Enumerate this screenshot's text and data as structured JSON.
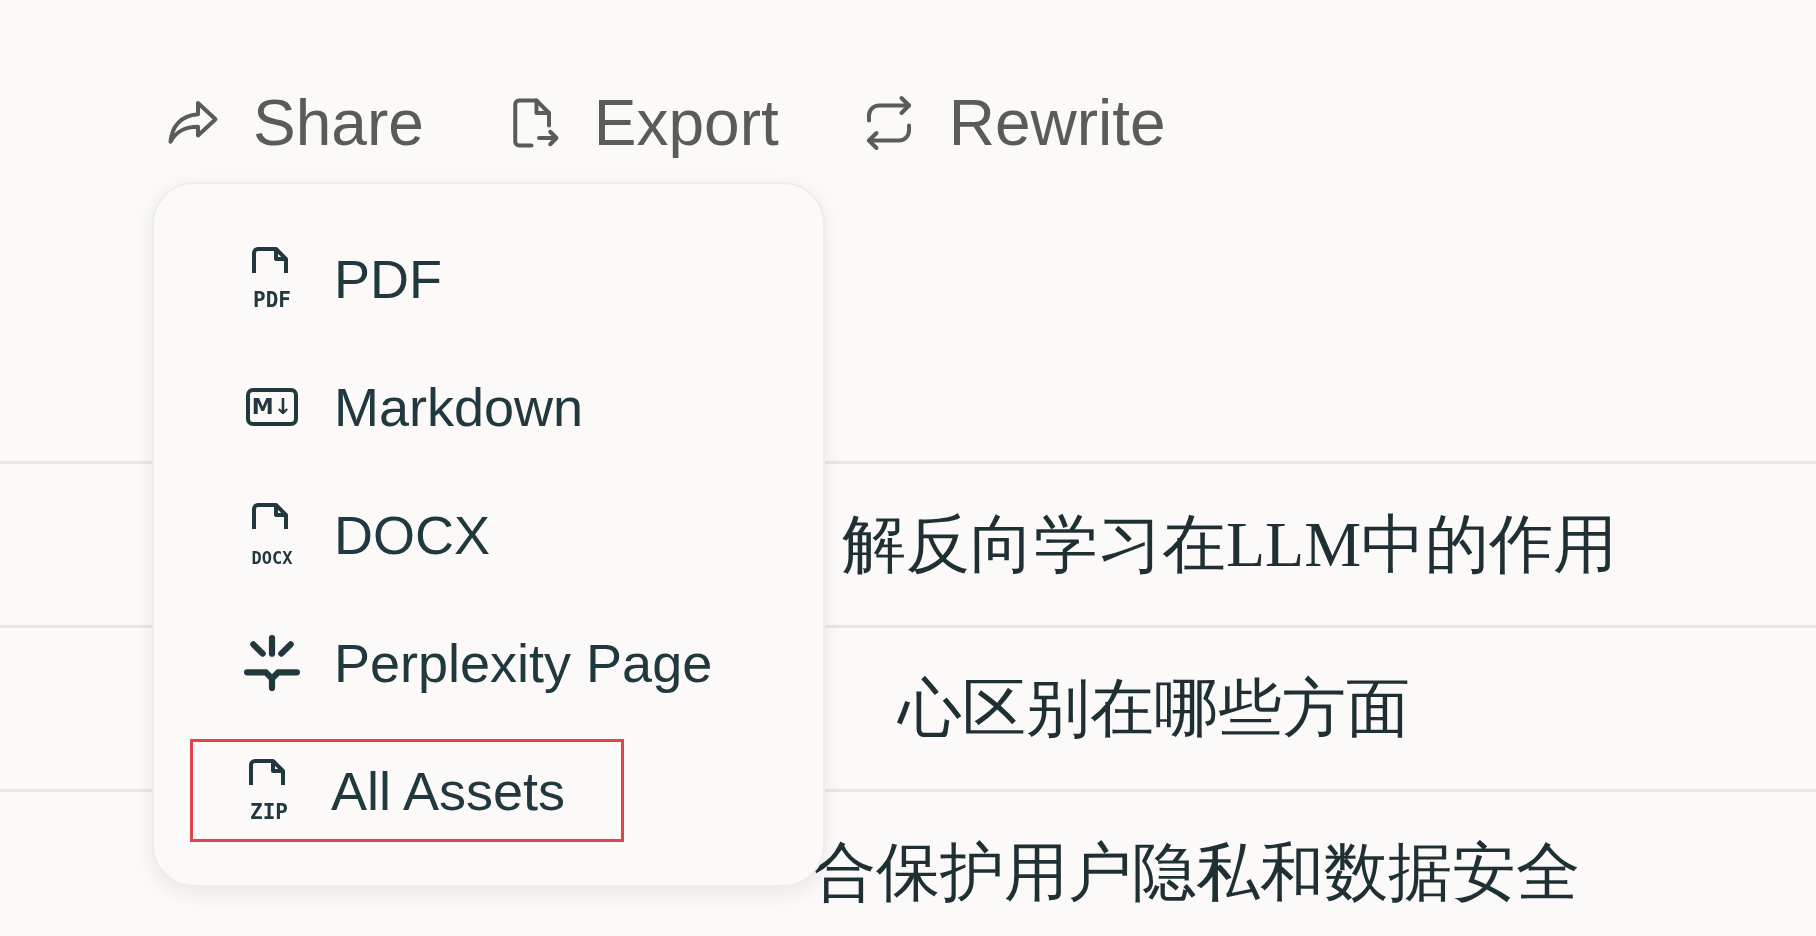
{
  "toolbar": [
    {
      "kind": "share",
      "label": "Share"
    },
    {
      "kind": "export",
      "label": "Export"
    },
    {
      "kind": "rewrite",
      "label": "Rewrite"
    }
  ],
  "rows": [
    {
      "text": "解反向学习在LLM中的作用"
    },
    {
      "text": "心区别在哪些方面"
    },
    {
      "text": "合保护用户隐私和数据安全"
    }
  ],
  "export_menu": {
    "items": [
      {
        "kind": "file",
        "icon_label": "PDF",
        "label": "PDF",
        "outlined": false
      },
      {
        "kind": "markdown",
        "icon_label": "M↓",
        "label": "Markdown",
        "outlined": false
      },
      {
        "kind": "file",
        "icon_label": "DOCX",
        "label": "DOCX",
        "outlined": false
      },
      {
        "kind": "perplexity",
        "label": "Perplexity Page",
        "outlined": false
      },
      {
        "kind": "file",
        "icon_label": "ZIP",
        "label": "All Assets",
        "outlined": true
      }
    ]
  }
}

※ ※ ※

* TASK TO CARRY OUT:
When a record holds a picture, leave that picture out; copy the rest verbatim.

* TASK ANSWER:
Enumerate this screenshot's text and data as structured JSON.
{
  "toolbar": [
    {
      "kind": "share",
      "label": "Share"
    },
    {
      "kind": "export",
      "label": "Export"
    },
    {
      "kind": "rewrite",
      "label": "Rewrite"
    }
  ],
  "rows": [
    {
      "text": "解反向学习在LLM中的作用"
    },
    {
      "text": "心区别在哪些方面"
    },
    {
      "text": "合保护用户隐私和数据安全"
    }
  ],
  "export_menu": {
    "items": [
      {
        "kind": "file",
        "icon_label": "PDF",
        "label": "PDF",
        "outlined": false
      },
      {
        "kind": "markdown",
        "icon_label": "M↓",
        "label": "Markdown",
        "outlined": false
      },
      {
        "kind": "file",
        "icon_label": "DOCX",
        "label": "DOCX",
        "outlined": false
      },
      {
        "kind": "perplexity",
        "label": "Perplexity Page",
        "outlined": false
      },
      {
        "kind": "file",
        "icon_label": "ZIP",
        "label": "All Assets",
        "outlined": true
      }
    ]
  }
}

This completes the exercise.